The healthcare industry is another key area in which the paradigm of the algorithmic society is played out. For example, a recent study in the US revealed how machine learning can offer a faster and less resource intensive method of detecting cancer, with machines automatically extracting crucial meaning from plaintext reports. Arguably, if machines can be used to review and analyse data, this frees up humans’ time to provide better clinical care. However, the ethical sensitivities of using algorithms to make critical health decisions must be addressed when developing innovative new models.
Trading algorithms are transforming the financial world as we know it. Algorithmic trading has given rise to companies such as Quantopian, which invites “talented people everywhere” to create their own algorithms for free, and pays those for the ones that perform best, and Rizm, which lets those new to trading test and even trade using their own algorithms. However, the field is not without dangers: just one typo could lead to significant financial losses in a short amount of time. The ethics of algorithmic trading are also questioned by critics. With computer-driven or “quantitative” hedge funds enjoying success despite volatile markets, their business models will not escape scrutiny as algorithms continue to permeate our economic systems.

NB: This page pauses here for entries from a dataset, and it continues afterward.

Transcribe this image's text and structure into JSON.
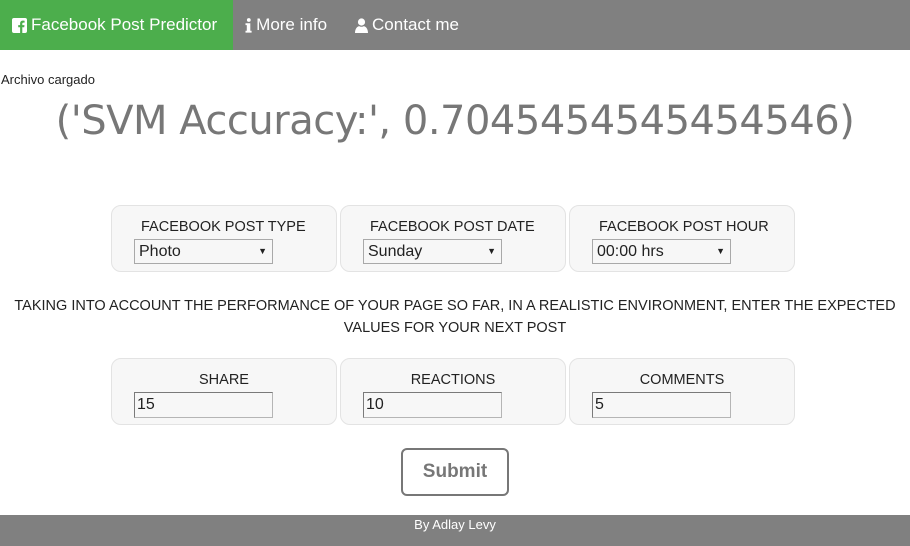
{
  "nav": {
    "items": [
      {
        "label": "Facebook Post Predictor",
        "icon": "facebook-icon",
        "active": true
      },
      {
        "label": "More info",
        "icon": "info-icon"
      },
      {
        "label": "Contact me",
        "icon": "user-icon"
      }
    ],
    "active_color": "#4cae4c",
    "bar_color": "#808080"
  },
  "status": {
    "uploaded": "Archivo cargado"
  },
  "accuracy": {
    "text": "('SVM Accuracy:', 0.7045454545454546)"
  },
  "post_options": {
    "type": {
      "label": "FACEBOOK POST TYPE",
      "value": "Photo"
    },
    "date": {
      "label": "FACEBOOK POST DATE",
      "value": "Sunday"
    },
    "hour": {
      "label": "FACEBOOK POST HOUR",
      "value": "00:00 hrs"
    }
  },
  "instructions": {
    "line1": "TAKING INTO ACCOUNT THE PERFORMANCE OF YOUR PAGE SO FAR, IN A REALISTIC ENVIRONMENT, ENTER THE EXPECTED",
    "line2": "VALUES FOR YOUR NEXT POST"
  },
  "expected": {
    "share": {
      "label": "SHARE",
      "value": "15"
    },
    "reactions": {
      "label": "REACTIONS",
      "value": "10"
    },
    "comments": {
      "label": "COMMENTS",
      "value": "5"
    }
  },
  "form": {
    "submit_label": "Submit"
  },
  "footer": {
    "text": "By Adlay Levy"
  }
}
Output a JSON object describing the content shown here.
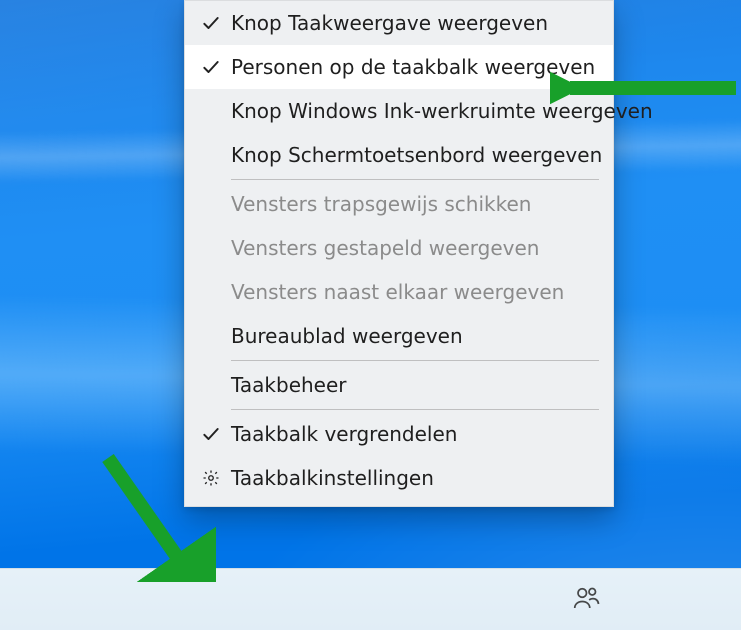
{
  "menu": {
    "items": [
      {
        "label": "Knop Taakweergave weergeven",
        "checked": true,
        "enabled": true,
        "icon": "checkmark-icon",
        "highlight": false
      },
      {
        "label": "Personen op de taakbalk weergeven",
        "checked": true,
        "enabled": true,
        "icon": "checkmark-icon",
        "highlight": true
      },
      {
        "label": "Knop Windows Ink-werkruimte weergeven",
        "checked": false,
        "enabled": true,
        "icon": null,
        "highlight": false
      },
      {
        "label": "Knop Schermtoetsenbord weergeven",
        "checked": false,
        "enabled": true,
        "icon": null,
        "highlight": false
      },
      {
        "separator": true
      },
      {
        "label": "Vensters trapsgewijs schikken",
        "checked": false,
        "enabled": false,
        "icon": null,
        "highlight": false
      },
      {
        "label": "Vensters gestapeld weergeven",
        "checked": false,
        "enabled": false,
        "icon": null,
        "highlight": false
      },
      {
        "label": "Vensters naast elkaar weergeven",
        "checked": false,
        "enabled": false,
        "icon": null,
        "highlight": false
      },
      {
        "label": "Bureaublad weergeven",
        "checked": false,
        "enabled": true,
        "icon": null,
        "highlight": false
      },
      {
        "separator": true
      },
      {
        "label": "Taakbeheer",
        "checked": false,
        "enabled": true,
        "icon": null,
        "highlight": false
      },
      {
        "separator": true
      },
      {
        "label": "Taakbalk vergrendelen",
        "checked": true,
        "enabled": true,
        "icon": "checkmark-icon",
        "highlight": false
      },
      {
        "label": "Taakbalkinstellingen",
        "checked": false,
        "enabled": true,
        "icon": "gear-icon",
        "highlight": false
      }
    ]
  },
  "annotations": {
    "arrow_right_color": "#18a02a",
    "arrow_bottom_color": "#18a02a"
  },
  "taskbar": {
    "people_icon": "people-icon"
  }
}
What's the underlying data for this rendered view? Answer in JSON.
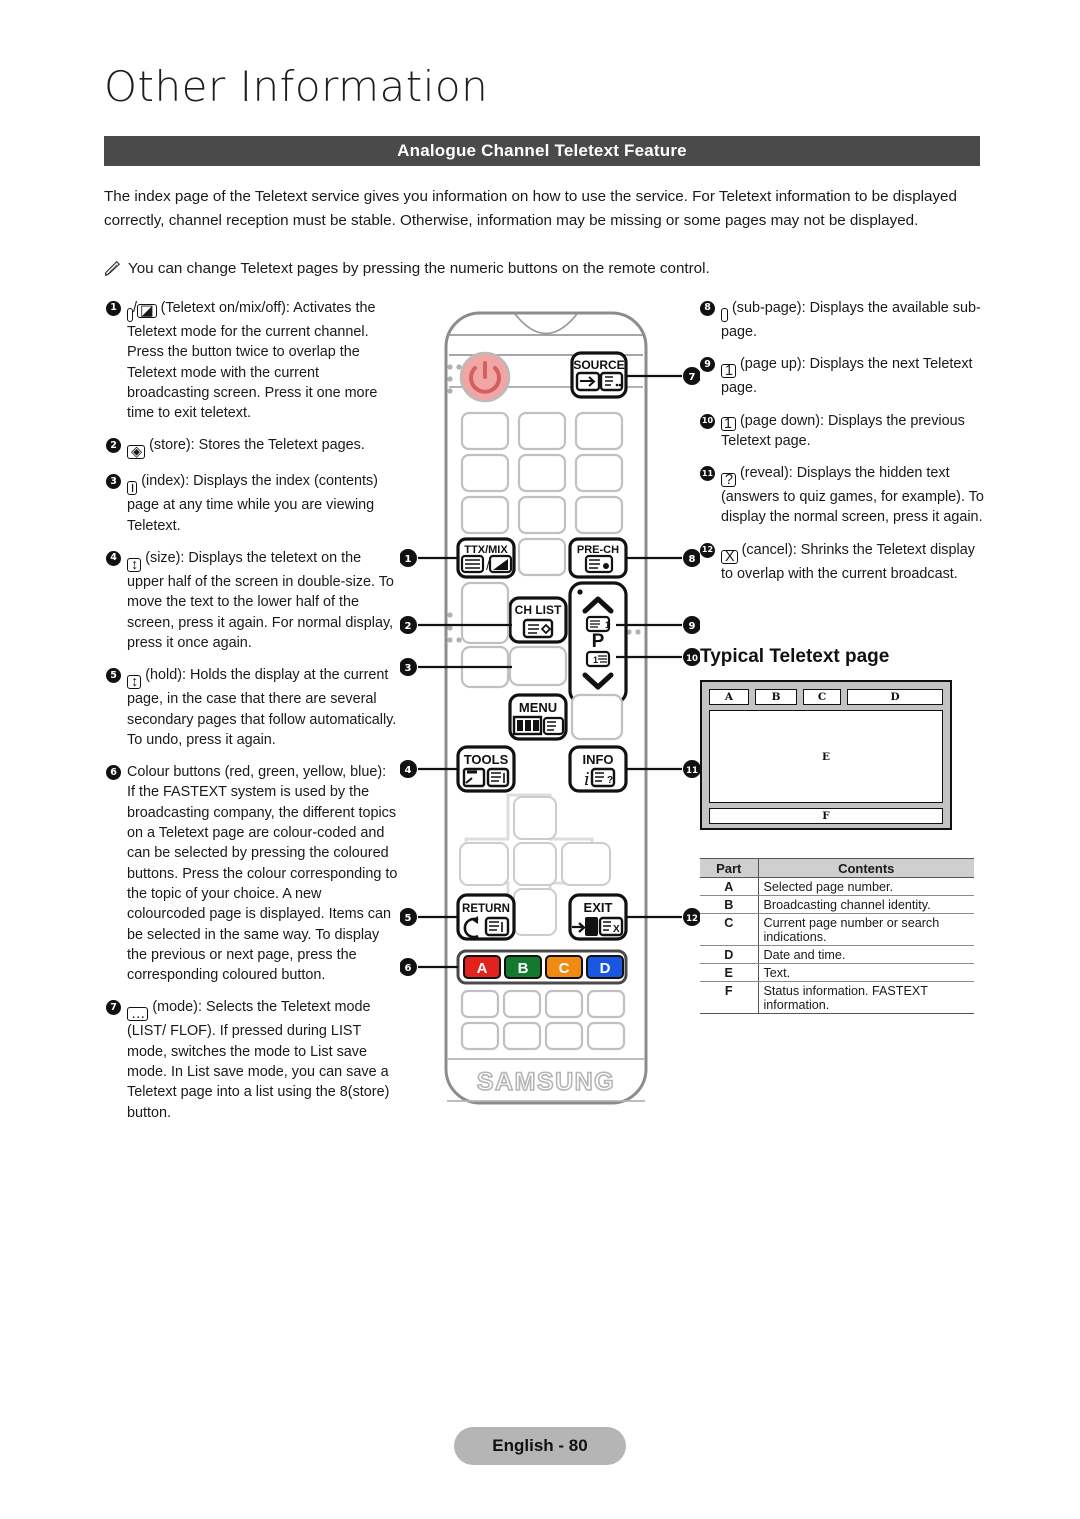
{
  "header": {
    "chapter_title": "Other Information",
    "section_title": "Analogue Channel Teletext Feature"
  },
  "intro": {
    "paragraph": "The index page of the Teletext service gives you information on how to use the service. For Teletext information to be displayed correctly, channel reception must be stable. Otherwise, information may be missing or some pages may not be displayed.",
    "note": "You can change Teletext pages by pressing the numeric buttons on the remote control.",
    "note_icon": "pencil-icon"
  },
  "left_column": [
    {
      "num": "1",
      "icon": "teletext-on-mix-off-icon",
      "text": "(Teletext on/mix/off): Activates the Teletext mode for the current channel. Press the button twice to overlap the Teletext mode with the current broadcasting screen. Press it one more time to exit teletext."
    },
    {
      "num": "2",
      "icon": "store-icon",
      "text": "(store): Stores the Teletext pages."
    },
    {
      "num": "3",
      "icon": "index-icon",
      "text": "(index): Displays the index (contents) page at any time while you are viewing Teletext."
    },
    {
      "num": "4",
      "icon": "size-icon",
      "text": "(size): Displays the teletext on the upper half of the screen in double-size. To move the text to the lower half of the screen, press it again. For normal display, press it once again."
    },
    {
      "num": "5",
      "icon": "hold-icon",
      "text": "(hold): Holds the display at the current page, in the case that there are several secondary pages that follow automatically. To undo, press it again."
    },
    {
      "num": "6",
      "icon": "colour-buttons-icon",
      "text": "Colour buttons (red, green, yellow, blue): If the FASTEXT system is used by the broadcasting company, the different topics on a Teletext page are colour-coded and can be selected by pressing the coloured buttons. Press the colour corresponding to the topic of your choice. A new colourcoded page is displayed. Items can be selected in the same way. To display the previous or next page, press the corresponding coloured button."
    },
    {
      "num": "7",
      "icon": "mode-icon",
      "text": "(mode): Selects the Teletext mode (LIST/ FLOF). If pressed during LIST mode, switches the mode to List save mode. In List save mode, you can save a Teletext page into a list using the 8(store) button."
    }
  ],
  "right_column": [
    {
      "num": "8",
      "icon": "sub-page-icon",
      "text": "(sub-page): Displays the available sub-page."
    },
    {
      "num": "9",
      "icon": "page-up-icon",
      "text": "(page up): Displays the next Teletext page."
    },
    {
      "num": "10",
      "icon": "page-down-icon",
      "text": "(page down): Displays the previous Teletext page."
    },
    {
      "num": "11",
      "icon": "reveal-icon",
      "text": "(reveal): Displays the hidden text (answers to quiz games, for example). To display the normal screen, press it again."
    },
    {
      "num": "12",
      "icon": "cancel-icon",
      "text": "(cancel): Shrinks the Teletext display to overlap with the current broadcast."
    }
  ],
  "typical_page": {
    "heading": "Typical Teletext page",
    "regions": {
      "a": "A",
      "b": "B",
      "c": "C",
      "d": "D",
      "e": "E",
      "f": "F"
    }
  },
  "parts_table": {
    "columns": [
      "Part",
      "Contents"
    ],
    "rows": [
      {
        "part": "A",
        "contents": "Selected page number."
      },
      {
        "part": "B",
        "contents": "Broadcasting channel identity."
      },
      {
        "part": "C",
        "contents": "Current page number or search indications."
      },
      {
        "part": "D",
        "contents": "Date and time."
      },
      {
        "part": "E",
        "contents": "Text."
      },
      {
        "part": "F",
        "contents": "Status information. FASTEXT information."
      }
    ]
  },
  "remote": {
    "brand": "SAMSUNG",
    "buttons": {
      "source": "SOURCE",
      "pre_ch": "PRE-CH",
      "ttx_mix": "TTX/MIX",
      "ch_list": "CH LIST",
      "menu": "MENU",
      "tools": "TOOLS",
      "info": "INFO",
      "return": "RETURN",
      "exit": "EXIT",
      "p_label": "P"
    },
    "colour_buttons": [
      {
        "label": "A",
        "color": "#e2221d"
      },
      {
        "label": "B",
        "color": "#13792f"
      },
      {
        "label": "C",
        "color": "#f08a12"
      },
      {
        "label": "D",
        "color": "#1a56e0"
      }
    ],
    "callouts_left": [
      "1",
      "2",
      "3",
      "4",
      "5",
      "6"
    ],
    "callouts_right": [
      "7",
      "8",
      "9",
      "10",
      "11",
      "12"
    ],
    "power_button_color": "#f2a5a5"
  },
  "footer": {
    "page_label": "English - 80"
  },
  "colors": {
    "section_bar": "#4a4a4a",
    "footer_pill": "#b5b5b5",
    "diagram_frame": "#c4c4c4",
    "table_header": "#cfcfcf"
  }
}
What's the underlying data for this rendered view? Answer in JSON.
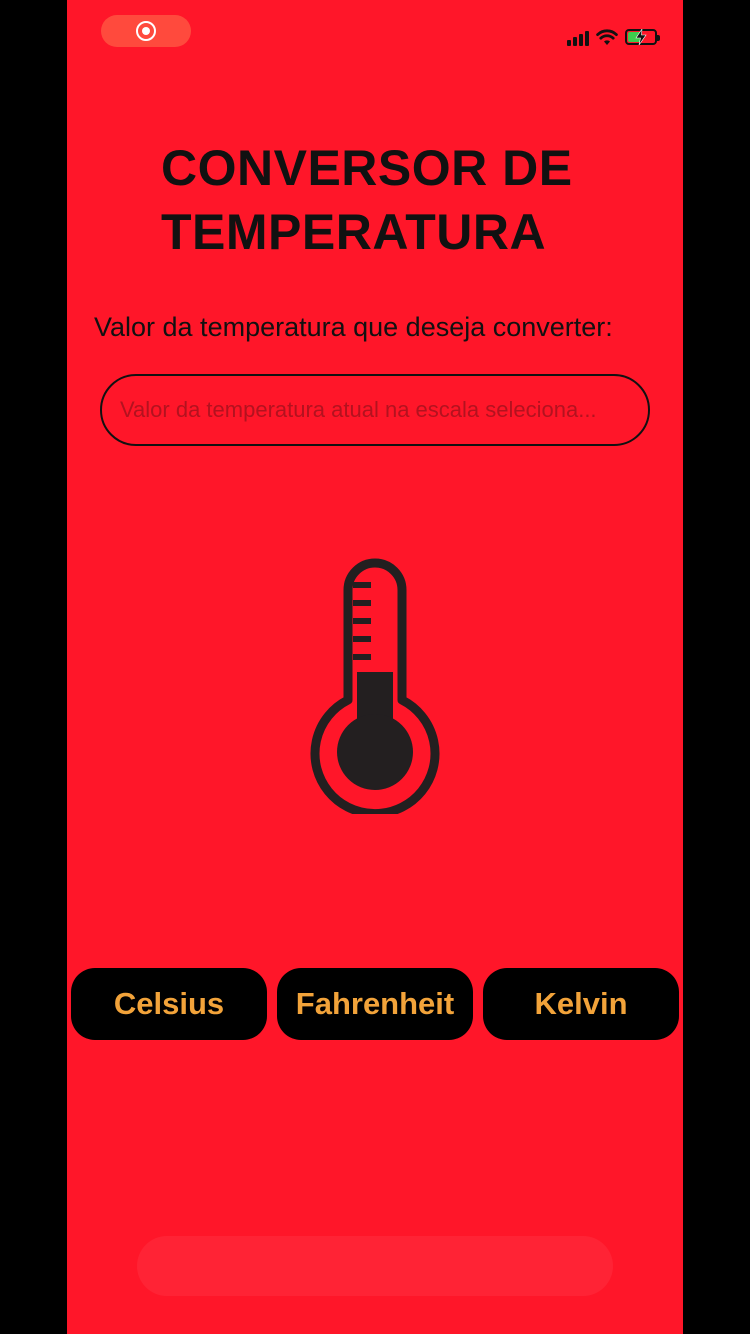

Finally, algorithms that drive search engines can influence the information we receive, impacting upon our outlook on the world and even our well-being. Take the phenomenon of “filter bubbles”. This relates to the way algorithm-based search tools are likely to show us information based upon our past behaviour, meaning it is unlikely to challenge our existing views of spark serendipitous connections. More worrying still, Facebook conducted an experiment in 2014 to test the reaction of users to negative or positive content. The results revealed that those shown more negative comments posted more negative comments, and vice versa. However, the way the experiment was conducted was criticised for its lack of transparency.
The paradigm of the algorithmic society is very much bound up in the unknown. In many ways, this is exciting, capturing how data is becoming the raw material of our era, a source of many possibilities for innovation and even the means to address social problems. Yet it can also be a threat. As Pedro Domingos puts it, “You can’t control what you don’t understand, and that’s why you need to understand machine learning”. The challenge will be to ensure that we live in a society which reaps the benefits that algorithms can bring, whilst ensuring that their implications are understood by all.
OECD Policy Brief on the future of work: Automation and independent work in a digital economy
The 2016 OECD Forum on 31 May – 1 June, is entitled “Productive economies, Inclusive societies”. The Forum is organised around the three cross-cutting themes of OECD Week: inclusive growth and productivity, innovation and the digital economy, and international collaboration for implementing international agreements and standards. Register now, it’s free!